Everyone knows that the three traditional “big cost” marketing verticals — print, radio, and TV — are no longer central to the marketing landscape.
Pulizzi and Rose, in this engaging read, detail why.
But they also lay out how marketing departments can change their approach to achieve results in today’s digital world. Namely, they examine the importance today of content marketing, and articulate why it must be a central strategic area of focus for companies who want to be considered “modern age.”
They’re not suggesting, as it were, that companies abandon all paid and earned media efforts. For most organizations, there will always be a benefit to engaging those channels. But what they make clear is if you don’t adapt to our new realities, you’ll fall behind.

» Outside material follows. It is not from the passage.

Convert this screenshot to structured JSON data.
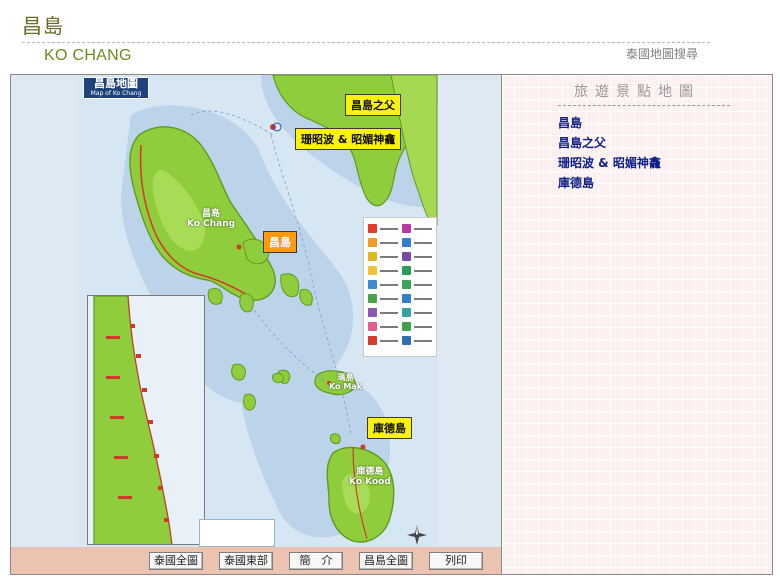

Customers today simply demand that whatever they consume — ads included — provide them some kind of value.
Companies which achieve that end with their marketing will not only actualize revenue, but also customer loyalty.
Ultimately, this book is a must-read for anyone working in content marketing, but even more importantly, for executives looking to advance their marketing visions in the coming decades.
“Imagine It Forward: Courage, Creativity, and the Power of Change” by Beth Comstock and Tahl Raz
The ancient philosopher Heraclitus told us that the only thing constant is change.
In this audacious book, Beth Comstock and co-author Tahl Raz encourage readers to embrace that truth — and to harness their imaginations to adapt to it.
Comstock shares her own transformation from introverted publicist to GE’s first woman Vice Chair. She and Raz also examine how executives can take initiative in creating positive change within their own organizations, illustrating both the authenticity and courage it takes to be a powerful leader for change. Her advice and insights apply to most any organization, from non-profits, to start-ups, to large companies.
What the authors posit, ultimately, is that every company needs an internal effective change-maker, and that effective change starts with changing your own mindset — accepting that your own assumptions (and even past successes) may be your biggest barrier to winning what comes next.
“AIQ: How People and Machines Are Smarter Together” by Nick Polson and James Scott
People’s perception of AI run the gamut from visions of utopia to dystopian fears of robots claiming all our jobs and leaving people to fend for themselves.
Yet here authors Nick Polson and James Scott inform readers with a clear, unprejudiced explanation of how AI actually works. Their commentary is bracketed with a keen interrogation of its strengths and weaknesses, along with examinations of the abilities of artificial intelligence and examples of its uses.
For instance, they explain conditional probability — the root of Netflix’s recommendation engine — by comparing it with how mathematician Abraham Wald helped figure out the best way to armor military bombers.
Their larger point is this: rather than some fantastical breakthrough in technology, AI is rather simply the latest chapter in a long saga of using science and data to make sense of the world.
It’s beneficial, they argue, for businesses to demystify the concept of AI. This will allow companies to think clearly about how to take real advantage of it.
Organizations looking to harness AI need to remake their businesses so they maximize the collaboration between humans and machines, ensuring that machines amplify humans’ abilities rather than simply substituting for them. This book makes that argument cogently.
Author Tiffani Bova is an expert at helping companies find revenue growth in the face of stiff competition and fast-changing business environments.
Growth, Bova posits, is complicated. In this book, she recounts dozens of fascinating, in-depth case studies to demonstrate how companies should isolate and identify opportunities for it, as well as how companies can avoid the pitfalls which accompany the ever-prescient search for growth.
A key point: Bova maintains that before you can grow your company with confidence, you first need to grow what she calls your “Growth IQ.” She illustrates through insightful analysis why it can be a mistake to imitate strategies that worked for your competitors or rely on strategies that worked for you in the past. The strategies she suggests, ultimately, boil down to picking the right combination and sequence of plans that fit your company’s current growth situation.
One of the common threads between these books: the authors encourage readers to carefully peel back layers of their fast-moving businesses and do some root-cause analysis of the challenges they face.
From creating change to embracing AI, these books are useful in helping business leaders slow down and explore ways to transform their business environment or culture for the better.
It’s books like these, I believe, that explain why written work remains — and will continue to remain — relevant and important in the minds of readers.